Posted by : Matthew Wild | On : May 15, 2009

On April 27, 2009, a district judge ruled in favor of a Robinson-Patman Act plaintiff and granted injunctive relief.  Feesers, Inc. v. Michael Foods, Inc., 2009 WL 1138126 (M.D. Penn. Apr. 27, 2009).  On remand after the Third Circuit (498 F.3d 206 (3d Cir. 2007)) reversed summary judgment in favor of the defendants Michael Foods (the seller) and Sodexho (the favored purchaser), the district court held after trial that plaintiff demonstrated competitive injury because it competed with Sodexho for the same institutional customers and that Sodexho received prices that were “massive[ly]” lower than plaintiffs.  The court rejected defendants’ meeting competition defense because Sodexho never provide Michael Foods with competing offers nor did Michael Foods investigate the same.  The court also held Sodexho liable for knowingly inducing price discrimination.  This case should remind practitioners that the Robinson-Patman Act is alive and well.  Clients should exercise caution before offering discounts to competing customers and carefully document the basis for their meeting competition defense.



Posted by : Matthew Wild | On : July 11, 2008

Resale price maintenance liability remains alive even after Leegin Creative Leather Products v. PSKS, 127 S.Ct. 2705 (2007) (holding that rpm agreements are now subject to the rule of reason). On June 17, 2008, the Third Circuit held that a Mack truck franchisee raised a triable issue of fact under the rule of reason concerning an alleged resale price maintenance scheme.

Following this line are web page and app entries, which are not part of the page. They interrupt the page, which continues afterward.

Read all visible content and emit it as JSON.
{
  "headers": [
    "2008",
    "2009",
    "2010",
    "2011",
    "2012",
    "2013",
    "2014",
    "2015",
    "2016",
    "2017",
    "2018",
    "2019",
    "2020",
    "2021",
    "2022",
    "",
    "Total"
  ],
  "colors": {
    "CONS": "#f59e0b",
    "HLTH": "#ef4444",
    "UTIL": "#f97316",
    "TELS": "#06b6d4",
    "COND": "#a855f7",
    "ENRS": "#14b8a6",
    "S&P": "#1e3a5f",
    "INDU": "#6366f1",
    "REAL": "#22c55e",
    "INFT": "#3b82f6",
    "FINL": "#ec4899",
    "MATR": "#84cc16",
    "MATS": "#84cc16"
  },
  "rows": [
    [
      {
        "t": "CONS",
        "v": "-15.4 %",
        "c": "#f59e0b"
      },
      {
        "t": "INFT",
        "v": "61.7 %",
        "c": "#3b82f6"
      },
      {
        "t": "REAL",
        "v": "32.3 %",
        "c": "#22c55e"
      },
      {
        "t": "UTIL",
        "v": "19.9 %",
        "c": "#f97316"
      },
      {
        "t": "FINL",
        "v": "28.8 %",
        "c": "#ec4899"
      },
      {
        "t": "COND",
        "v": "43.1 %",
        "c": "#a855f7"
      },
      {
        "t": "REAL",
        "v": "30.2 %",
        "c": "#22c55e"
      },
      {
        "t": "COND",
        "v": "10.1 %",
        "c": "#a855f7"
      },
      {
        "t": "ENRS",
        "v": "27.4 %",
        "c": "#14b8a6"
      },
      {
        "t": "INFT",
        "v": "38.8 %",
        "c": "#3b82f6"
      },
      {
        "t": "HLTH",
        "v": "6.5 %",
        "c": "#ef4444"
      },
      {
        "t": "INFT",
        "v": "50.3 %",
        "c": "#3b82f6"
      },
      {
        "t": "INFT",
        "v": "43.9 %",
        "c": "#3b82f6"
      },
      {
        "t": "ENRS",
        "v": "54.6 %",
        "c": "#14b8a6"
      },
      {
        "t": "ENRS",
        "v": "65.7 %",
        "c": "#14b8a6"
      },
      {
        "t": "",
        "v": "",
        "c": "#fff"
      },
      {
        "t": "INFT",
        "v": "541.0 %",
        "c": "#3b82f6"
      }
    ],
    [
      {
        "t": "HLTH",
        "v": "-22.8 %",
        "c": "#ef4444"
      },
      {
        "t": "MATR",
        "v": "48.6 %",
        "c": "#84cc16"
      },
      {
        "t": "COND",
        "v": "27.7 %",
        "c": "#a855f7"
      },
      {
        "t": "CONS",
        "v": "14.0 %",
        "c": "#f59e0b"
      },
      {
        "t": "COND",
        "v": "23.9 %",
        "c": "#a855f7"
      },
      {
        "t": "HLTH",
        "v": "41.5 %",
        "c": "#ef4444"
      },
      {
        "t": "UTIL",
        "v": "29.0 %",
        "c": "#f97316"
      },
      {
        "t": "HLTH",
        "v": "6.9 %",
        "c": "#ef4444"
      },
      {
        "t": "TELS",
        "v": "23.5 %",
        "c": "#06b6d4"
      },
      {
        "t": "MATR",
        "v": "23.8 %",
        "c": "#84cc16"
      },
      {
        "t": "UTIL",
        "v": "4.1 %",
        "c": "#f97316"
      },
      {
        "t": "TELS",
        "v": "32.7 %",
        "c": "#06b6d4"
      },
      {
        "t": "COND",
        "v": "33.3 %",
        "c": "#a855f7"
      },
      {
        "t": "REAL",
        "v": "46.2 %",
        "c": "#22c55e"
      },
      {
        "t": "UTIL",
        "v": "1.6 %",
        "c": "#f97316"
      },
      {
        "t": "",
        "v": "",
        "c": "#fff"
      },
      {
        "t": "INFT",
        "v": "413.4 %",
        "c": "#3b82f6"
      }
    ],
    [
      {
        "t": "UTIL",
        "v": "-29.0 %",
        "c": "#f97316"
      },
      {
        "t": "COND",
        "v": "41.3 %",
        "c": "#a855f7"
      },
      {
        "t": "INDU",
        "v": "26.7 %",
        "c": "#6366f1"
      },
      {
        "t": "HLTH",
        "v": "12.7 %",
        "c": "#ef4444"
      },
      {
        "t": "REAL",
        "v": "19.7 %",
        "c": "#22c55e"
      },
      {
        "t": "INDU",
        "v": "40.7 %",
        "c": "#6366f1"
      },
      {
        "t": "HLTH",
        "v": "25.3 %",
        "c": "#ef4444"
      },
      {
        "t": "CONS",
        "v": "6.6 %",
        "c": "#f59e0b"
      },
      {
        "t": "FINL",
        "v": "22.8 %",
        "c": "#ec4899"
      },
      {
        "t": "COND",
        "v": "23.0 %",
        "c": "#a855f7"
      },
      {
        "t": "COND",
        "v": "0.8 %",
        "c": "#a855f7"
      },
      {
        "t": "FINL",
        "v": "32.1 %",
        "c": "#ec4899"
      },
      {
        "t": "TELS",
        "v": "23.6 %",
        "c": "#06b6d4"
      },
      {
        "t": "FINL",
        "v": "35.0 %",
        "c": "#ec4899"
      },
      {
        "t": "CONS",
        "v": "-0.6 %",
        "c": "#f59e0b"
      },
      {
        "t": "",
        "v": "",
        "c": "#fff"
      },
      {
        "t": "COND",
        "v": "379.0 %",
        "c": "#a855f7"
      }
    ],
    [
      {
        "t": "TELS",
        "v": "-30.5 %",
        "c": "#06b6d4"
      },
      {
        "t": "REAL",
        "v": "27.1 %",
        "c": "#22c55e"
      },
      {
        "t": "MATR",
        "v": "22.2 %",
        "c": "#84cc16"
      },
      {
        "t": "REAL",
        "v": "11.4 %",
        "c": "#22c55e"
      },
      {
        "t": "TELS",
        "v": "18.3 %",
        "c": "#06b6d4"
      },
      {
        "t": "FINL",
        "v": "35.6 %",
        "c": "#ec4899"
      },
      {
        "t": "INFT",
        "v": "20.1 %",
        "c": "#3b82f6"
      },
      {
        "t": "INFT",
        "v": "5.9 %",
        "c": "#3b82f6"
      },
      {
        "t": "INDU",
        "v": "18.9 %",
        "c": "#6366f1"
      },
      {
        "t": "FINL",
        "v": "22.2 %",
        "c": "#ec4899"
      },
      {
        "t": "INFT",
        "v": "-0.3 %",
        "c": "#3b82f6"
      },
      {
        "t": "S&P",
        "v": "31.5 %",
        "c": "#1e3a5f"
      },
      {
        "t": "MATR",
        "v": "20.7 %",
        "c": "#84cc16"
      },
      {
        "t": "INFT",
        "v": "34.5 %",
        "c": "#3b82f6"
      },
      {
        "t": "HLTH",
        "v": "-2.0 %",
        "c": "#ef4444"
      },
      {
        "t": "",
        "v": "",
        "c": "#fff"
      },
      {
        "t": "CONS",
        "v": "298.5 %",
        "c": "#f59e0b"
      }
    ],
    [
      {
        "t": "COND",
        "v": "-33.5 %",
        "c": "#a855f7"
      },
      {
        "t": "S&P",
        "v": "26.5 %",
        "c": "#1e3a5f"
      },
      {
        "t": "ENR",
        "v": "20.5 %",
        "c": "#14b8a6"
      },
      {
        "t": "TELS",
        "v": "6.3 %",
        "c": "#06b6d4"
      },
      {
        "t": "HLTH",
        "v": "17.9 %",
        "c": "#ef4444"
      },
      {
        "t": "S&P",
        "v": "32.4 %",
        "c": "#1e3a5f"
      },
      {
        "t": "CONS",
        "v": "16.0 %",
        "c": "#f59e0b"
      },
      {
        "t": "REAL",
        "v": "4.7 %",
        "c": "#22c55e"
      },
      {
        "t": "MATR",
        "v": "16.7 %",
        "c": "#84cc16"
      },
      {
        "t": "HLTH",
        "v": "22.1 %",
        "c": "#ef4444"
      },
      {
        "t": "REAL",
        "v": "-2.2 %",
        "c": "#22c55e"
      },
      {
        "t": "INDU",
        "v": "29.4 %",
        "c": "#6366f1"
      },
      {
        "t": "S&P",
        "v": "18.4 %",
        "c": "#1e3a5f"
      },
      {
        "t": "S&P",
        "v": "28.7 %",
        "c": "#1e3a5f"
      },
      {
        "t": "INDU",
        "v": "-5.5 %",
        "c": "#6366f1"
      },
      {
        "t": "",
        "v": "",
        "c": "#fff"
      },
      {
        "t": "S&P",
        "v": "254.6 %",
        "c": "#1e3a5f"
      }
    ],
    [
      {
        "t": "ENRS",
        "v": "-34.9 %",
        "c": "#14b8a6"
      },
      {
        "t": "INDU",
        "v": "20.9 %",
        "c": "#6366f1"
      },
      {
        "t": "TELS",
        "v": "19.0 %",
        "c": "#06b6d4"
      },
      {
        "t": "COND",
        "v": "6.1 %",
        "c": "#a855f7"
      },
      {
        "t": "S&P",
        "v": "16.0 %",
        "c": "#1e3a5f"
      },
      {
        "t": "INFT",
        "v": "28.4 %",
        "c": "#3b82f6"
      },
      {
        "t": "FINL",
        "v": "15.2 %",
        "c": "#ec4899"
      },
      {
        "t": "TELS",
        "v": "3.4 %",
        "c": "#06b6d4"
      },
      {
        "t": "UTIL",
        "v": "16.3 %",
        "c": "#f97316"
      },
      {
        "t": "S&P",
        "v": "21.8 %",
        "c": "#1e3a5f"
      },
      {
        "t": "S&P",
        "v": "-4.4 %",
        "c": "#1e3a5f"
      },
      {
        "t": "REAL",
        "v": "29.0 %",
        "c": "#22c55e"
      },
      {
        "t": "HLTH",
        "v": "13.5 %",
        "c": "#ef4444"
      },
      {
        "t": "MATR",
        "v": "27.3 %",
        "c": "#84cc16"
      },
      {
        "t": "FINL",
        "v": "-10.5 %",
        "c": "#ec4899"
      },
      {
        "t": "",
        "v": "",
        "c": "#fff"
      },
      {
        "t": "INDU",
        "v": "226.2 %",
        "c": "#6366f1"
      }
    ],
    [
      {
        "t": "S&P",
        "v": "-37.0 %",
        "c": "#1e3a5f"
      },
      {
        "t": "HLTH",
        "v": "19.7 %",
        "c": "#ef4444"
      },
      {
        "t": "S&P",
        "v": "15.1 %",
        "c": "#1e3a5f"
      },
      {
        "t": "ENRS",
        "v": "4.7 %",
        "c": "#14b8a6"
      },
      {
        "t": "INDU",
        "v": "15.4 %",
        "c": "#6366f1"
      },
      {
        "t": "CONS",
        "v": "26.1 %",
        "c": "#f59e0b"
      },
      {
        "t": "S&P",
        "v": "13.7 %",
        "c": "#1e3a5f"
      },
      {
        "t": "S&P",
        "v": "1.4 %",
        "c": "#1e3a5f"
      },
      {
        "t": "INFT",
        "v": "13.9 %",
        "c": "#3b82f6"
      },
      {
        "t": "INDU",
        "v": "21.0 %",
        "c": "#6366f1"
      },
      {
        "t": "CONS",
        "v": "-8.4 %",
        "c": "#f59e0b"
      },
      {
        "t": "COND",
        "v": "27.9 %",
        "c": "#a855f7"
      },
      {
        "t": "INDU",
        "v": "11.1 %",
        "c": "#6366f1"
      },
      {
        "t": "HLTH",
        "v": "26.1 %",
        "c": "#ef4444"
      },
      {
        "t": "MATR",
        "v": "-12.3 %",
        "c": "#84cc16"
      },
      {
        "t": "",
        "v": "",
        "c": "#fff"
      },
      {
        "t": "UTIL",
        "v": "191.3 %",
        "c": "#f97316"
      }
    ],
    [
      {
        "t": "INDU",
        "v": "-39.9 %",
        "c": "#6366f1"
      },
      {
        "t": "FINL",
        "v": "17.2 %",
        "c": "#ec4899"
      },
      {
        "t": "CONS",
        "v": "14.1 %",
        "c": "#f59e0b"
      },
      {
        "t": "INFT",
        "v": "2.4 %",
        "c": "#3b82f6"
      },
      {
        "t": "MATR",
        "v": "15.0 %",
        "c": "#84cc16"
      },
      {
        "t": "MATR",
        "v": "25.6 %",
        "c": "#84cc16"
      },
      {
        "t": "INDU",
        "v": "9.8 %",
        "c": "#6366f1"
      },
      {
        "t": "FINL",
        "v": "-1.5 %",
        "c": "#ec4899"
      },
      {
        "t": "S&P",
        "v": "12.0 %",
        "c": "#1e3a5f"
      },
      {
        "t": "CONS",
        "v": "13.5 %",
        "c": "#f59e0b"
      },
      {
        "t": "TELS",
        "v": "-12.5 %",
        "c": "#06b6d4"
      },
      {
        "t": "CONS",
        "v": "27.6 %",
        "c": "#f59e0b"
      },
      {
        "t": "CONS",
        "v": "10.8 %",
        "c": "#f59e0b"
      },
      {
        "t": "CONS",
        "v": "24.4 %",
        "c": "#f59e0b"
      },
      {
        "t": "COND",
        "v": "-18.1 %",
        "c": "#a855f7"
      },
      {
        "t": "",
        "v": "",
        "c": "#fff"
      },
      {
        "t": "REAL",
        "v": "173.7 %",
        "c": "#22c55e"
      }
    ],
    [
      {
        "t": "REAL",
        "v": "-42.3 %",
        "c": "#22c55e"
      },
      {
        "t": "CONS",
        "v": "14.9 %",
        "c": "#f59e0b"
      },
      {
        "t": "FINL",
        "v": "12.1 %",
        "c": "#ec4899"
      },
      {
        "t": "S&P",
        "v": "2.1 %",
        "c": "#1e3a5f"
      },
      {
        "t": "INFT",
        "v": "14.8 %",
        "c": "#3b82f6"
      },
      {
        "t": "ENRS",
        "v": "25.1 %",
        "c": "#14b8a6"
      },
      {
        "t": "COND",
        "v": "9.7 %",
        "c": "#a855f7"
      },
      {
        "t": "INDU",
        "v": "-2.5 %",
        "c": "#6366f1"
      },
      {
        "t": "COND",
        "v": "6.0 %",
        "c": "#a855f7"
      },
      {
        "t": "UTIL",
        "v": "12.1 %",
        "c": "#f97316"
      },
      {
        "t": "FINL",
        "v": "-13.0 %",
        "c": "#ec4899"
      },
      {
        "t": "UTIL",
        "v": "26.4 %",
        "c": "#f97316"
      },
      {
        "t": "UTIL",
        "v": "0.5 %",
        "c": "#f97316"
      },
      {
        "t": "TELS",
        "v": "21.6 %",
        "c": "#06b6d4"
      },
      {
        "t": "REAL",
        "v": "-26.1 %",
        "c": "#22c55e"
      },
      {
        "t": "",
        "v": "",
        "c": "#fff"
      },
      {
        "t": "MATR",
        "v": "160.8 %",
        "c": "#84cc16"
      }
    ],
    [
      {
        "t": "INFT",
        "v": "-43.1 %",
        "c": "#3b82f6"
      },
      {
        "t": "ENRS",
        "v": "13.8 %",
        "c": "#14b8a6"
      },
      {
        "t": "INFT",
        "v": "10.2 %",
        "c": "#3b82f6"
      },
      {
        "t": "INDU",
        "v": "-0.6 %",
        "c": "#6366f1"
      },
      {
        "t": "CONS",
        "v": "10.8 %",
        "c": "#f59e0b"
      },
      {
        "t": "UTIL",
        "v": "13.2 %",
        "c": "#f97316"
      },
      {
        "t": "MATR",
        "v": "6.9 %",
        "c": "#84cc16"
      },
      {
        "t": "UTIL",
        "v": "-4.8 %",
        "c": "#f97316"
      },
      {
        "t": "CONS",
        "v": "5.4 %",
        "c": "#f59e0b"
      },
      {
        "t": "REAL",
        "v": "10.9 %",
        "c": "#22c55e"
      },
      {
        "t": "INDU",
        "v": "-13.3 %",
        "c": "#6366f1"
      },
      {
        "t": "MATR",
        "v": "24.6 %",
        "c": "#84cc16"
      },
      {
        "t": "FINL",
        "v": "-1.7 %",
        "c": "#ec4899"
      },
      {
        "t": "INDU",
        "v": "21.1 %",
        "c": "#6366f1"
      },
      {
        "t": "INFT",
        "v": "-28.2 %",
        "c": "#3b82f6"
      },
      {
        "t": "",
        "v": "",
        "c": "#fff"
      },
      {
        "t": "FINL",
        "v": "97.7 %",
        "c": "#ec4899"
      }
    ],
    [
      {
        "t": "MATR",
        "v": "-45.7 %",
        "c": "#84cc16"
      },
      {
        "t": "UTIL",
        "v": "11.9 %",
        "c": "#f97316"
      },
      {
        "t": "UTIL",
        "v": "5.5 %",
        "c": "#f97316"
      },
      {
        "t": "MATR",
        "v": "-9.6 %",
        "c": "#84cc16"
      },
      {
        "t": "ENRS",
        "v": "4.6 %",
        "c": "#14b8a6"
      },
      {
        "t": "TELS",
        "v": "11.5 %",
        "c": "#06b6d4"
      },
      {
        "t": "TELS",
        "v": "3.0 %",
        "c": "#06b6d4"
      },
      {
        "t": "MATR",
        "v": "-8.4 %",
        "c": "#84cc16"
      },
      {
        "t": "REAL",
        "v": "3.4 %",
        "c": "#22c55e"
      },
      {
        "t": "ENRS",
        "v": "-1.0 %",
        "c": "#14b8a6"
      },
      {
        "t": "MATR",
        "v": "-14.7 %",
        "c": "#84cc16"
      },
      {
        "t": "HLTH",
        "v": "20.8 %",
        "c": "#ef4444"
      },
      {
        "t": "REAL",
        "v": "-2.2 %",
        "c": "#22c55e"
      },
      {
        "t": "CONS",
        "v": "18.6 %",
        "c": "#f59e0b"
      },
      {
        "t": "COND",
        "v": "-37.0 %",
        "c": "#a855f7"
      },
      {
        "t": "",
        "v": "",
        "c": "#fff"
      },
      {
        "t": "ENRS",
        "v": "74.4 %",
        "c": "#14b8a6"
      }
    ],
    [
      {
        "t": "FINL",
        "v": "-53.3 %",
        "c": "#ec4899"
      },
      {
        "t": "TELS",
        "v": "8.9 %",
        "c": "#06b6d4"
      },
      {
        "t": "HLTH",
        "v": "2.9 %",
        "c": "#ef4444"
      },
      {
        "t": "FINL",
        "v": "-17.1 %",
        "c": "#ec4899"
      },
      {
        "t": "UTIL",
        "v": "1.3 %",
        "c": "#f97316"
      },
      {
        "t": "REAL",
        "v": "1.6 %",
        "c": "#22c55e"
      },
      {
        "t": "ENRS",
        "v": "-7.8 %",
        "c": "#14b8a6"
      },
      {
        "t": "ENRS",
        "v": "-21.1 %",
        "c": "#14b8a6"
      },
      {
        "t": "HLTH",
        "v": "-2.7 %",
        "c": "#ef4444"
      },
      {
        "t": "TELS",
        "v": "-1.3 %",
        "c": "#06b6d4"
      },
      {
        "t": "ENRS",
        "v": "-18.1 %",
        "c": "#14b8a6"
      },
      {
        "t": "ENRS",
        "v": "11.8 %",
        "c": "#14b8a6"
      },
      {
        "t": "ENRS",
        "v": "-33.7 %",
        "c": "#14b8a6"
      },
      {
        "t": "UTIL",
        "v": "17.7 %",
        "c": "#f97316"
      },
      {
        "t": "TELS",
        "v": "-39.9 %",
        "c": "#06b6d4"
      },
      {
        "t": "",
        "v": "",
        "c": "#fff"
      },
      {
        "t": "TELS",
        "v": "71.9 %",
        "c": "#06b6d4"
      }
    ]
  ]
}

Toledo Mack Sales & Serv. v. Mack Trucks, No. 07-1811, 2008 WL 2420729 (3d Cir. June 17, 2008). In particular, the Court held that the plaintiff came forward with sufficient evidence to show that the existence of an agreement between the manufacturer and dealers to stop discounting and the agreement may have caused prices to increase violating the rule of reason. Relying on Monsanto v. Spray-Rite Serv., 465 U.S. 752 (1984), the dealers’ frequent input and complaints about discounting were sufficient to raise a triable question over the existence of an agreement. With respect to the showing under the rule of reason, the dealer established that the manufacturer had sufficient power in the engine placed in front of the cab and the low cab over engine truck markets to control prices in those markets. Accordingly, its efforts to reduce intrabrand competition could have affected interbrand competition and caused prices to increase in the relevant markets. The Third Circuit rejected the R-P- Act claim holding that the statute does not apply to custom made goods of the type that were at issue in this case. The Third Circuit also rejected the statute of limitations defense holding that the plaintiff could rely on evidence of overt acts that took place before the limitations period to prove the existence of the conspiracy during the limitations period. Counsel must be careful in advising their clients about resale price maintenance. In addition to liability that can arise as demonstrated by this decision, state attorneys general remain active in this area. See March 14 and May 23, 2008 Posts.



Posted by : Matthew Wild | On : March 30, 2008

In United Magazine Co., Inc. v. Curtis Circulation Co., 06-3212 (2d Cir., Mar. 25, 2008), the Court affirmed summary judgment dismissing plaintiffs’ Robinson-Patman Act claims against certain defendants. This decision is significant in that it shows the difficulty for Robinson-Patman Act plaintiffs to meet the injury-to-competition requirement under Volvo Trucks N. Am., Inc. v. Reeder-Simco GMC, Inc., 546 U.S. 164, 180 (2006). In United Magazine, plaintiffs came forward with proof that defendants sold magazines to one customer on better terms than to plaintiffs. The Second Circuit held that even accepting plaintiffs’ proof as true, plaintiffs’ proof of injury was insufficient for two independent reasons. Plaintiffs failed to show that they competed head-to-head for any bids with the favored customer. Second, plaintiffs failed to show that “‘any price discrimination between’ [them] and the favored customer] was ‘of such magnitude as to affect substantially competition between’ the two competitors.” Id. at 6 (quoting Volvo Trucks, 546 U.S. at 180). The Second Circuit’s decision is attached. United Magazine v. Curtis Circulation